* What to produce *
For the records that follow, work out how many lines include "heading" and give only that count.

* Records for processing *

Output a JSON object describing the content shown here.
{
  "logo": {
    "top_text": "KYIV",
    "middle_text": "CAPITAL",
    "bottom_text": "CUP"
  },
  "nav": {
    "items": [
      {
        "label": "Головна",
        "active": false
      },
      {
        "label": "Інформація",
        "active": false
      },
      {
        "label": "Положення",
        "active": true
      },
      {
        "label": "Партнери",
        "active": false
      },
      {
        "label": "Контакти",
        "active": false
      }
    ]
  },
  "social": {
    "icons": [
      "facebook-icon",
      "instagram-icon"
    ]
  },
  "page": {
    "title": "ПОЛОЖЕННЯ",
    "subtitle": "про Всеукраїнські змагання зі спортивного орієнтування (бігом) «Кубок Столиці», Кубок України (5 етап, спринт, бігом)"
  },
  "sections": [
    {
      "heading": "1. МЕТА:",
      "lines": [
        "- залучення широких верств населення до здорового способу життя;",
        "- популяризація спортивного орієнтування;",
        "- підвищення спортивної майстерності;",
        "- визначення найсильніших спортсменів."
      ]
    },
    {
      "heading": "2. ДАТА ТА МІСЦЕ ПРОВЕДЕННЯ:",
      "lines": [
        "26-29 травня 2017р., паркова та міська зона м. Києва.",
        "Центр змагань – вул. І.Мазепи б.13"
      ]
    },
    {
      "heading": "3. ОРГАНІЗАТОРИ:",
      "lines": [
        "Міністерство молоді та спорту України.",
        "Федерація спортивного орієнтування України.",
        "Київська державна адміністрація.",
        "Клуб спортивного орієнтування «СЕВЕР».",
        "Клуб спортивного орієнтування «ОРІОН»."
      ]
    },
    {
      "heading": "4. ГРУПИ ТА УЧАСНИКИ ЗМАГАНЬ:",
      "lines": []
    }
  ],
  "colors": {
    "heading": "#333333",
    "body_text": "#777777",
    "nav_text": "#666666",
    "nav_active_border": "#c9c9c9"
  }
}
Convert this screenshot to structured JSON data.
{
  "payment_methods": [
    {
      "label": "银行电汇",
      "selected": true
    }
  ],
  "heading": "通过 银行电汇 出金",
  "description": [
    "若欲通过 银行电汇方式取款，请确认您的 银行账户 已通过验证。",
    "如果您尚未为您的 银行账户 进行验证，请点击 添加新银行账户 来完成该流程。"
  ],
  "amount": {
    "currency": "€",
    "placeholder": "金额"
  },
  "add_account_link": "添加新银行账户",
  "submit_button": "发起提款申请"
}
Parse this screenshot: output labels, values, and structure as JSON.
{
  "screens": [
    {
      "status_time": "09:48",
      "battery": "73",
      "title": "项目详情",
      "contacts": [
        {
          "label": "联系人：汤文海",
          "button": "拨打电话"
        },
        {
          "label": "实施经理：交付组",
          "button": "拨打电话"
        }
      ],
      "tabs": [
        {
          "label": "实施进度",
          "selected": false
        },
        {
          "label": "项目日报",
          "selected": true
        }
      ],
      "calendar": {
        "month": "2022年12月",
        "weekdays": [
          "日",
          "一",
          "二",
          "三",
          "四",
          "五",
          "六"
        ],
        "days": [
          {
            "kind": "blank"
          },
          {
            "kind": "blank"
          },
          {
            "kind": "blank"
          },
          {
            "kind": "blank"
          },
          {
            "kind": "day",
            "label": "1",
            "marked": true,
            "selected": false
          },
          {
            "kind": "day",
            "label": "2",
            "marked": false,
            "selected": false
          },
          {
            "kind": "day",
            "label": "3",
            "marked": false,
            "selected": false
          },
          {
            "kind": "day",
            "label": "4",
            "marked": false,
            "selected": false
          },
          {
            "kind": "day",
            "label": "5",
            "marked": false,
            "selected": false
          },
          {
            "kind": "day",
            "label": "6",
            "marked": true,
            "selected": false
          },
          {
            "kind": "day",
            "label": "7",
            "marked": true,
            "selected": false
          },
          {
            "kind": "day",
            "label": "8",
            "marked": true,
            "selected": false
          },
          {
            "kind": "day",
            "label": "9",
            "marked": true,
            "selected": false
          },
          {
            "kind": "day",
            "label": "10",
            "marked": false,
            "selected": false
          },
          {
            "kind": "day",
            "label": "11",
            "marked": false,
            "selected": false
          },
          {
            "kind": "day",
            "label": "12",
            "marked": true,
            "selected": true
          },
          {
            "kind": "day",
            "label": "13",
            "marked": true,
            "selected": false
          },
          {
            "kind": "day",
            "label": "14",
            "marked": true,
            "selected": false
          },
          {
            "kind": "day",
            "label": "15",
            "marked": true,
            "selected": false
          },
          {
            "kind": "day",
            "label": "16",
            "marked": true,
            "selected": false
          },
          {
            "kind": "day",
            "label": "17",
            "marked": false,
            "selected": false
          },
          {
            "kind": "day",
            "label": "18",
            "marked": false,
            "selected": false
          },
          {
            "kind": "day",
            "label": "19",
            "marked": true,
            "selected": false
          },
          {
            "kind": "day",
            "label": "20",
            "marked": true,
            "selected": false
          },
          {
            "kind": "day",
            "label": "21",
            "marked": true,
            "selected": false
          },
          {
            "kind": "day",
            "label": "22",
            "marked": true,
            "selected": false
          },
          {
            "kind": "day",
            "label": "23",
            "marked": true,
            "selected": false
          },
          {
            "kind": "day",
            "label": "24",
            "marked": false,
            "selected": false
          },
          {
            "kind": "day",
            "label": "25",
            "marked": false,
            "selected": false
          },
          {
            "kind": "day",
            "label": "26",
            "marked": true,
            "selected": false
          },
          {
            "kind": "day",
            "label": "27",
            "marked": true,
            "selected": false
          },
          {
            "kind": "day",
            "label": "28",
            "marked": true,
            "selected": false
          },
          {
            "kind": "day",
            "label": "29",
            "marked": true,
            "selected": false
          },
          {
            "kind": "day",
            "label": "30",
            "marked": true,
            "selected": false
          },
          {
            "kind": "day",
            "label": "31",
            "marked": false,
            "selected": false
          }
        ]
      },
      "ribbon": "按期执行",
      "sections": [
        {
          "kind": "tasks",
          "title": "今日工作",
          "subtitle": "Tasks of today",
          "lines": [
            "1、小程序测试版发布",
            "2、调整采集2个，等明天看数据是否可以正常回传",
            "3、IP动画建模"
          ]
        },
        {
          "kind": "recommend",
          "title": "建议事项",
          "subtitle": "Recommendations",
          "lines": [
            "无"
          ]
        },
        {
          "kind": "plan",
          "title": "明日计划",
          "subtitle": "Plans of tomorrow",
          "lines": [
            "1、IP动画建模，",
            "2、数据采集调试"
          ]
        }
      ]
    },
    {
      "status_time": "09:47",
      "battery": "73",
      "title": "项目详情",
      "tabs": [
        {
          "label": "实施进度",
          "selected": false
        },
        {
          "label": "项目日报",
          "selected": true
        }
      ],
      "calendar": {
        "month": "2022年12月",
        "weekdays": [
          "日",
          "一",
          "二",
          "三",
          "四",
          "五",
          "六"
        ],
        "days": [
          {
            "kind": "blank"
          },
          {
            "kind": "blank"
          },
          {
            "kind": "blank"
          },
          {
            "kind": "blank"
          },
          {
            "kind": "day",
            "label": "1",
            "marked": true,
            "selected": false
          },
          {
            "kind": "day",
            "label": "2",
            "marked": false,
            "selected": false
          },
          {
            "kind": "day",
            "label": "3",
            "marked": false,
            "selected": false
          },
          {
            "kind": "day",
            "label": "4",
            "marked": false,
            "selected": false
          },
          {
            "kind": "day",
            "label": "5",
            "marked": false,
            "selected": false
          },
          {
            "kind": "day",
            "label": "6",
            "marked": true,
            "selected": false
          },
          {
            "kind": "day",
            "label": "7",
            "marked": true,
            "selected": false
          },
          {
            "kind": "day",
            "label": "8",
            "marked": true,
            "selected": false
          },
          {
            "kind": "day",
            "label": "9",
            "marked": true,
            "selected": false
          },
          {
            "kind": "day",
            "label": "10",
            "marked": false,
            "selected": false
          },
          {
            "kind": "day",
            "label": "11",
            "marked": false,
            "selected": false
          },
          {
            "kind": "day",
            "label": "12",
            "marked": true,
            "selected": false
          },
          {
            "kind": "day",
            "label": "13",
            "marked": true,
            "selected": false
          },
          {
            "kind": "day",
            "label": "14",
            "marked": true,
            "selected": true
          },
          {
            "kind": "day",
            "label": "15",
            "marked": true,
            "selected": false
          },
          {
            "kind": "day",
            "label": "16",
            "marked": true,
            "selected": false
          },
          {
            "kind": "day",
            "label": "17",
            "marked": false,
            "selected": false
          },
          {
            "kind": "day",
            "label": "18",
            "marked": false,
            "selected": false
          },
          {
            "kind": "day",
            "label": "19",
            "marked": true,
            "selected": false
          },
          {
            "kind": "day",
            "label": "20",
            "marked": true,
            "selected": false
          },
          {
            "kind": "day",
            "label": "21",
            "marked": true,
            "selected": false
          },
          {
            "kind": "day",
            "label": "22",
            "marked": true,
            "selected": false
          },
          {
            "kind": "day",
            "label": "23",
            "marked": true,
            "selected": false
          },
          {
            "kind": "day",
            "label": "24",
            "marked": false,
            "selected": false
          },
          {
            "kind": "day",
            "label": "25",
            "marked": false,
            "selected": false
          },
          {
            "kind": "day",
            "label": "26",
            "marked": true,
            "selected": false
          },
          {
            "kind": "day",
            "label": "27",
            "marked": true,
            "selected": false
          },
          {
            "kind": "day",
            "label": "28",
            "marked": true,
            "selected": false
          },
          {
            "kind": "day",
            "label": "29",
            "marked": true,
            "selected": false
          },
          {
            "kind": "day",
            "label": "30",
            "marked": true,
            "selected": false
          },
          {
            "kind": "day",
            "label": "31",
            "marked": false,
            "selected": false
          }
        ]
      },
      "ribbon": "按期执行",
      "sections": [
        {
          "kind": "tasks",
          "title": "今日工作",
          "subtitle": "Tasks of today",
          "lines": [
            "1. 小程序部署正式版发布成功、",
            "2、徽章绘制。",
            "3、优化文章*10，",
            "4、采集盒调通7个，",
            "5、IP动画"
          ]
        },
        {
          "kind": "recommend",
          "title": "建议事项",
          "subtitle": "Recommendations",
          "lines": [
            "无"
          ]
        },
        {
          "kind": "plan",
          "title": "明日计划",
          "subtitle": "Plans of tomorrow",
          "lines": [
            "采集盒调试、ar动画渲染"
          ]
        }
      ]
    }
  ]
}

* Expected answer *
6